Op-ed: CNN’s poll proves that the anti-Semitic campaign is alive and well, especially when we consider Airbnb’s decision to remove Jewish settlement listings from its services; there is no doubt the decision is anti-Semitic, since other disputed territories don’t receive the same treatment.

CNN’s anti-Semitism survey was published following Airbnb’s decision to remove Jewish settlement listings in the West Bank. The immediate response was anti-Semitism. Left-wing organizations around the globe, especially the radical left, rejoiced over Airbnb’s decision, which they see as a personal victory.

It is true that the impact on Israel’s economy is negligible, but this is a symbolic victory: when a famous singer cancels a concert in Israel, the impact on the Israeli economy is negligible, but the propaganda victory is certainly significant.

The BDS movement is an anti-Semitic movement for all intents and purposes, not because it promotes boycotts or sanctions against Israel. It is anti-Semitic because its leaders reject Israel’s very right to exist, as well as the Jewish people’s right to self-determination

Airbnb (Photo: Shutterstock)
Airbnb (Photo: Shutterstock)

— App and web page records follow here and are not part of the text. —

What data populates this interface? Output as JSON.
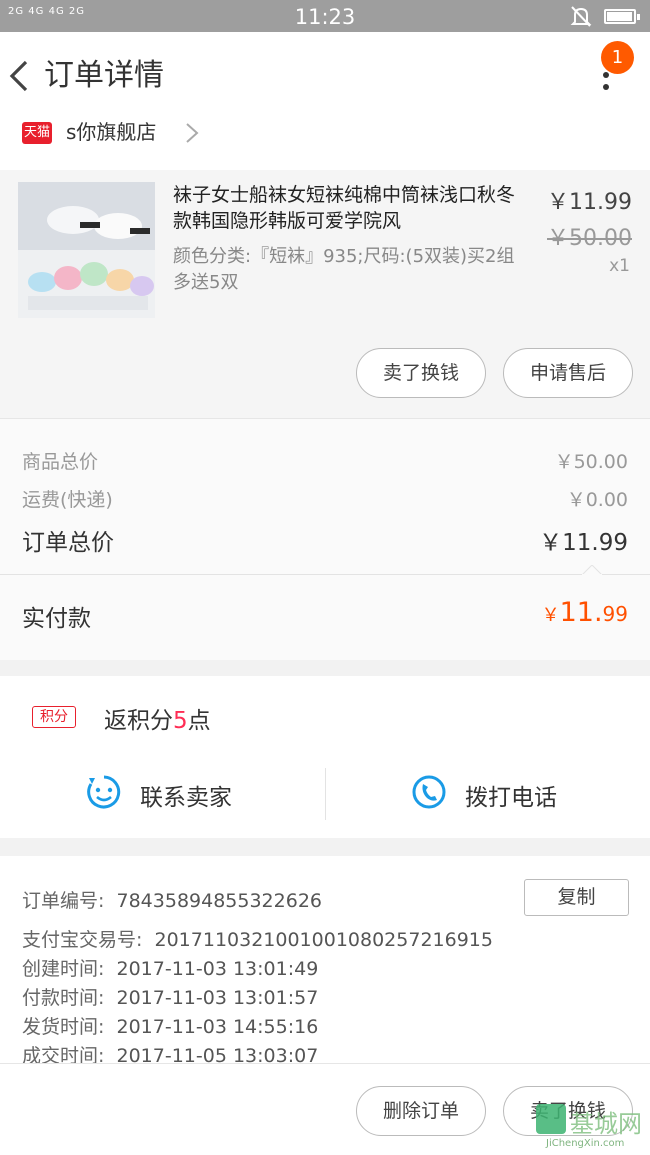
{
  "status_bar": {
    "signal_text": "2G 4G 4G 2G",
    "time": "11:23"
  },
  "header": {
    "title": "订单详情",
    "badge_count": "1"
  },
  "shop": {
    "platform_badge": "天猫",
    "name": "s你旗舰店"
  },
  "product": {
    "title": "袜子女士船袜女短袜纯棉中筒袜浅口秋冬款韩国隐形韩版可爱学院风",
    "sku": "颜色分类:『短袜』935;尺码:(5双装)买2组多送5双",
    "price": "￥11.99",
    "original_price": "￥50.00",
    "quantity": "x1",
    "actions": [
      "卖了换钱",
      "申请售后"
    ]
  },
  "summary": {
    "goods_total_label": "商品总价",
    "goods_total_value": "￥50.00",
    "shipping_label": "运费(快递)",
    "shipping_value": "￥0.00",
    "order_total_label": "订单总价",
    "order_total_value": "￥11.99",
    "paid_label": "实付款",
    "paid_currency": "￥",
    "paid_integer": "11.",
    "paid_decimal": "99"
  },
  "points": {
    "badge": "积分",
    "text_prefix": "返积分",
    "amount": "5",
    "text_suffix": "点"
  },
  "contact": {
    "seller_label": "联系卖家",
    "call_label": "拨打电话"
  },
  "order_info": {
    "copy_label": "复制",
    "lines": [
      {
        "key": "订单编号:",
        "value": "78435894855322626"
      },
      {
        "key": "支付宝交易号:",
        "value": "2017110321001001080257216915"
      },
      {
        "key": "创建时间:",
        "value": "2017-11-03 13:01:49"
      },
      {
        "key": "付款时间:",
        "value": "2017-11-03 13:01:57"
      },
      {
        "key": "发货时间:",
        "value": "2017-11-03 14:55:16"
      },
      {
        "key": "成交时间:",
        "value": "2017-11-05 13:03:07"
      }
    ]
  },
  "bottom_actions": [
    "删除订单",
    "卖了换钱"
  ],
  "watermark": {
    "text": "基城网",
    "url": "JiChengXin.com"
  },
  "colors": {
    "accent_orange": "#ff5000",
    "badge_orange": "#ff5a00",
    "tmall_red": "#e8202d",
    "points_pink": "#ff2d55",
    "contact_blue": "#1a9be6"
  }
}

The BDS movement is anti-Semitic because it uses the anti-Semitic methods of the past—the demonization of Israel. The BDS movement is anti-Semitic, even if they have Jewish members, since history shows us that anti-Jewish organizations always used Jewish members to advance their agendas.

Many of the positions highlighted by CNN’s anti-Semitism survey are the result of worldwide anti-Israel propaganda, which presents IDF soldiers as criminals.

However, it should be noted that not every boycott on settlement-made products is anti-Semitic, just as opposing the Jewish settlement enterprise doesn’t make one an anti-Semite.

I, too, oppose the expansion of Jewish settlements, at least outside the major settlement blocs in the West Bank. As far as I know, I am not anti-Semitic. On the contrary, I am a clear and active supporter of Israel’s right to exist as a Jewish and democratic state.

BDS march in Paris (Photo: AP)
BDS march in Paris (Photo: AP)


So the question remains. Is Airbnb’s move anti-Semitic? To answer this question, we must turn to the definition of anti-Semitism, which has been adopted by many countries and organizations around the world, including the US State Department, the British Labour Party (after a heated debate, and despite the opposition of Labour leader Jeremy Corbyn), and by a European Parliament committee.

An action is defined as anti-Semitic when Israel receives a different treatment than other countries.

In this case, Airbnb did not remove Tibet from its services, despite the fact it is an occupied territory. Nor did it remove listings from the Turkish Republic of Northern Cyprus, despite the fact it is an occupied territory unrecognized by the United Nations; or the Republic of Abkhazia, which was forcibly removed from Georgia by Russia; or Crimea, which is also occupied by Russia; or Nagorno-Karabakh, which is occupied by Armenia.

Of all the territories under dispute, only one area was removed by Airbnb thanks to the work of “human rights organizations” such as the Human Rights Watch and Jewish Voice for Peace. These organizations have turned the word “human rights” into a poisonous, false and manipulative propaganda tool, mainly directed towards one state—the Jewish State.

So, when we return to CNN’s anti-Semitic survey, whose findings were published Tuesday, it can be assumed that a large part of the positions it highlights are the result of anti-Israeli propaganda.

West Bank settlements (Photo: Reuters)
West Bank settlements (Photo: Reuters)


There are close to zero public campaigns against other countries that control—whether justly or not—territories under dispute. Nevertheless, when it comes to our little country, worldwide propaganda against Israel is spreading fast.

It is worth noting that most campaigns that deal with the Israeli-Palestinian conflict do not promote peace and reconciliation. These are campaigns that portray IDF soldiers as criminals, and usually negate Israel’s right to exist.

Therefore, even if the CEOs of Airbnb are not anti-Semites, they made an anti-Semitic decision.

The CNN poll proves that the campaign is alive and well. And those who celebrate Airbnb’s decision, both in Israel and abroad, are not useful idiots. They are the beating heart of the anti-Semitic campaign.

As reported by Ynetnews